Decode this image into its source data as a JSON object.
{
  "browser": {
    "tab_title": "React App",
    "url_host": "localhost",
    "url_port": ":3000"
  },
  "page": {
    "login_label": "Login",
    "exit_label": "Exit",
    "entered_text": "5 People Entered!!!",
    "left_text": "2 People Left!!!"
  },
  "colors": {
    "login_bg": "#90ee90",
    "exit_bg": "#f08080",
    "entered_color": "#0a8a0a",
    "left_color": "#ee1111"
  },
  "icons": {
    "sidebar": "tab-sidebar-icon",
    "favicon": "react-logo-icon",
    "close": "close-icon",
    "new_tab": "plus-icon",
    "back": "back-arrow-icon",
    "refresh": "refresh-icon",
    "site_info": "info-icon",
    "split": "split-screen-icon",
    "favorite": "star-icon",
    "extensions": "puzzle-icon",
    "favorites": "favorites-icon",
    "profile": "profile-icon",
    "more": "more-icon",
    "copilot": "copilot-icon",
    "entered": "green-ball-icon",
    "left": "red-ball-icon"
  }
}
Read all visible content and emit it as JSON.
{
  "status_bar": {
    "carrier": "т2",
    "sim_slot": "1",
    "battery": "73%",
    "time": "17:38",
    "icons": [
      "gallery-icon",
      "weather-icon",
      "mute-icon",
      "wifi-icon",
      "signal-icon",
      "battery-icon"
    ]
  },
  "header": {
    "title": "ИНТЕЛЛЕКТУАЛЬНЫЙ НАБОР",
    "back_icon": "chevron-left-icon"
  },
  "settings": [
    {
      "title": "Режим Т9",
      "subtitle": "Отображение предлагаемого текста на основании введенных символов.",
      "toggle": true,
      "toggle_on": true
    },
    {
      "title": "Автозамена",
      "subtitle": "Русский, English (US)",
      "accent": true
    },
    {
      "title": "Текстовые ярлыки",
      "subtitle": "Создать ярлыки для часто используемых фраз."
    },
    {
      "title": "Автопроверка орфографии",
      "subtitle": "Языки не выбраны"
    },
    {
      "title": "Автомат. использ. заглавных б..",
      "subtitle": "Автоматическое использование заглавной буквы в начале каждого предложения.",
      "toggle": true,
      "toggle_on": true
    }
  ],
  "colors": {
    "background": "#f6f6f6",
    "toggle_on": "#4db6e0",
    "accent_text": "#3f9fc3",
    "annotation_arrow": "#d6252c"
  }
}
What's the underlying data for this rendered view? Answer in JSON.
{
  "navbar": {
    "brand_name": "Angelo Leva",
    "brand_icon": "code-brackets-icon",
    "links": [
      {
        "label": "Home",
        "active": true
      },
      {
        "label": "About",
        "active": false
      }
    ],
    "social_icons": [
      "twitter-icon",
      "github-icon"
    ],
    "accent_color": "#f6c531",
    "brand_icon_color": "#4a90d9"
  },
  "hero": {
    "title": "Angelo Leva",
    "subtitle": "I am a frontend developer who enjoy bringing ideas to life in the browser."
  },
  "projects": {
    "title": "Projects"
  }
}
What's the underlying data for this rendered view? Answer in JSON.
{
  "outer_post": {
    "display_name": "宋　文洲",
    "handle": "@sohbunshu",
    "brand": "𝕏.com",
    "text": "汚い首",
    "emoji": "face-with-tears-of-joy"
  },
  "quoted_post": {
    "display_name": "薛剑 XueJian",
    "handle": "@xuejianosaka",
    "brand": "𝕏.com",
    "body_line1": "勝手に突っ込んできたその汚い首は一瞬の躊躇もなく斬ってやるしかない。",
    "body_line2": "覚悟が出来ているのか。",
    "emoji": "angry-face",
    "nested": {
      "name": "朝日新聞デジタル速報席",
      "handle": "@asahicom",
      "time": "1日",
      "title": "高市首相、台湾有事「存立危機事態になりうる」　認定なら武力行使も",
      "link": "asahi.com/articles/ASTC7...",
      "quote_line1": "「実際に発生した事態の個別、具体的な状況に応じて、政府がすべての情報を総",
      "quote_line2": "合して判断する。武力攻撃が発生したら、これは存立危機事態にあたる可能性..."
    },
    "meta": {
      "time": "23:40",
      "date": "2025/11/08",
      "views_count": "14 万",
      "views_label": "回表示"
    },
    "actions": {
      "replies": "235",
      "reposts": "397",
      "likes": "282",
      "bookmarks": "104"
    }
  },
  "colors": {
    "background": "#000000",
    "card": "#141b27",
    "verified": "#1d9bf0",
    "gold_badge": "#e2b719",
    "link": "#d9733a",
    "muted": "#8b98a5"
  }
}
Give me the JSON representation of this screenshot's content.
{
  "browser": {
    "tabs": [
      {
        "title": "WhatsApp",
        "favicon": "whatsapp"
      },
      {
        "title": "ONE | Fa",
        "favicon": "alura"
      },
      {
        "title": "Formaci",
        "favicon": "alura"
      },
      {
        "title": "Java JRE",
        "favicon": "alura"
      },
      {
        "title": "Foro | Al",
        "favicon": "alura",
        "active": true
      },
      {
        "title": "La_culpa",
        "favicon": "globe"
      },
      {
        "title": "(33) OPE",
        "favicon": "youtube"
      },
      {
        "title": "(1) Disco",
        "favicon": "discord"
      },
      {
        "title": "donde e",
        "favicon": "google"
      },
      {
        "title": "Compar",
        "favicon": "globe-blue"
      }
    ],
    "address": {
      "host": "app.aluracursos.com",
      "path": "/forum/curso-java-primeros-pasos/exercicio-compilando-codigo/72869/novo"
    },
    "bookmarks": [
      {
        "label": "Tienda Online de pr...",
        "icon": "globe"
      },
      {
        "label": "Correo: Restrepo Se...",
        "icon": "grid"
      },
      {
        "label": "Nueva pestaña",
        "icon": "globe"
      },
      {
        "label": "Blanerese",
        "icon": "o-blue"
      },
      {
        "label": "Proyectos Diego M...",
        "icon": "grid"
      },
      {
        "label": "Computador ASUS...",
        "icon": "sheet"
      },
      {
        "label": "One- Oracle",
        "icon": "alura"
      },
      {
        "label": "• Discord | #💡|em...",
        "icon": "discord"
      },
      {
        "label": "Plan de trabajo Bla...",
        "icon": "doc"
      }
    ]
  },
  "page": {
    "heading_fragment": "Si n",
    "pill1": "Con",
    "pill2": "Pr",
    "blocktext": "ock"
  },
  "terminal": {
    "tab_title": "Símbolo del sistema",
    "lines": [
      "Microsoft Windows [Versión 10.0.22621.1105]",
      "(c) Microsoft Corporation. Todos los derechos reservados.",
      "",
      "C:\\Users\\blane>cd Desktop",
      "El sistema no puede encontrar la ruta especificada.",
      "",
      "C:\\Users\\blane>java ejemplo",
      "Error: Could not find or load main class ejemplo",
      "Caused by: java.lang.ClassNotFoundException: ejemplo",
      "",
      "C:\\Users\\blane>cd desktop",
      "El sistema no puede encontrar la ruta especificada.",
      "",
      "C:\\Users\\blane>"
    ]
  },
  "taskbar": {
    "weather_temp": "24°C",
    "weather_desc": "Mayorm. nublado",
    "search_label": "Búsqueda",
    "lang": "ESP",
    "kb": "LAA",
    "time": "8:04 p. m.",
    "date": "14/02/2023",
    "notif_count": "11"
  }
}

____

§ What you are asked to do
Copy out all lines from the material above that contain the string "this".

§ Exercise output
Decode this image into its source data as a JSON object.
What's the underlying data for this rendered view? Answer in JSON.
What's the underlying data for this rendered view? Answer in JSON.
Give me the JSON representation of this screenshot's content.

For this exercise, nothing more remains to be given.